◆ WHAT THE TASK REQUIRES
A faithful copy of the entries is needed, one that leaves out the pictures.

◆ GIVEN DATA
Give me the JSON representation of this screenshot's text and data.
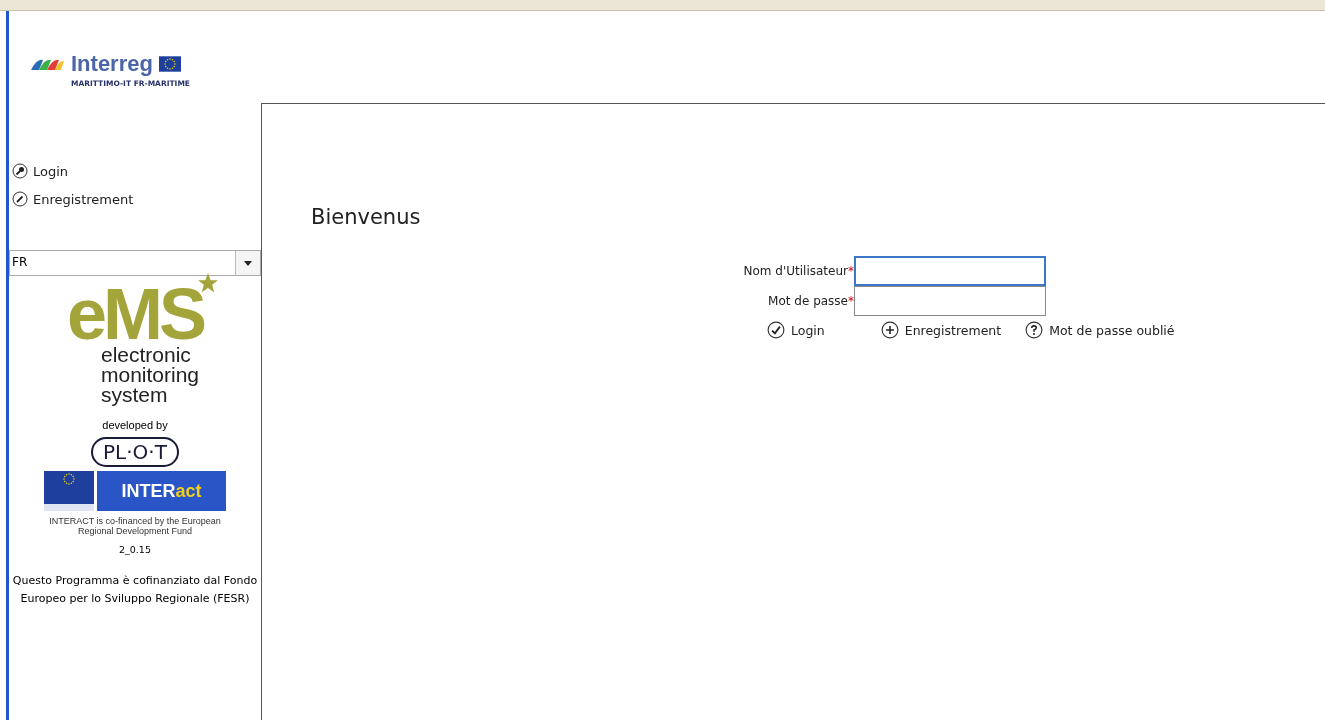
{
  "header": {
    "logo": {
      "name": "Interreg",
      "subtitle": "MARITTIMO-IT FR-MARITIME"
    }
  },
  "sidebar": {
    "items": [
      {
        "label": "Login"
      },
      {
        "label": "Enregistrement"
      }
    ],
    "language": {
      "value": "FR"
    },
    "ems_logo": {
      "mark": "eMS",
      "lines": [
        "electronic",
        "monitoring",
        "system"
      ]
    },
    "developed_by": "developed by",
    "plot_logo": "PL·O·T",
    "interact_logo": {
      "name_start": "INTER",
      "name_end": "act"
    },
    "interact_note": "INTERACT is co-financed by the European Regional Development Fund",
    "version": "2_0.15",
    "footer": "Questo Programma è cofinanziato dal Fondo Europeo per lo Sviluppo Regionale (FESR)"
  },
  "main": {
    "heading": "Bienvenus",
    "fields": [
      {
        "label": "Nom d'Utilisateur",
        "required_marker": "*",
        "focused": true
      },
      {
        "label": "Mot de passe",
        "required_marker": "*",
        "focused": false
      }
    ],
    "actions": [
      {
        "label": "Login"
      },
      {
        "label": "Enregistrement"
      },
      {
        "label": "Mot de passe oublié"
      }
    ]
  }
}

◆ RESPONSE TO THIS TASK
Give me the JSON representation of this screenshot's text and data.
{
  "header": {
    "logo": {
      "name": "Interreg",
      "subtitle": "MARITTIMO-IT FR-MARITIME"
    }
  },
  "sidebar": {
    "items": [
      {
        "label": "Login"
      },
      {
        "label": "Enregistrement"
      }
    ],
    "language": {
      "value": "FR"
    },
    "ems_logo": {
      "mark": "eMS",
      "lines": [
        "electronic",
        "monitoring",
        "system"
      ]
    },
    "developed_by": "developed by",
    "plot_logo": "PL·O·T",
    "interact_logo": {
      "name_start": "INTER",
      "name_end": "act"
    },
    "interact_note": "INTERACT is co-financed by the European Regional Development Fund",
    "version": "2_0.15",
    "footer": "Questo Programma è cofinanziato dal Fondo Europeo per lo Sviluppo Regionale (FESR)"
  },
  "main": {
    "heading": "Bienvenus",
    "fields": [
      {
        "label": "Nom d'Utilisateur",
        "required_marker": "*",
        "focused": true
      },
      {
        "label": "Mot de passe",
        "required_marker": "*",
        "focused": false
      }
    ],
    "actions": [
      {
        "label": "Login"
      },
      {
        "label": "Enregistrement"
      },
      {
        "label": "Mot de passe oublié"
      }
    ]
  }
}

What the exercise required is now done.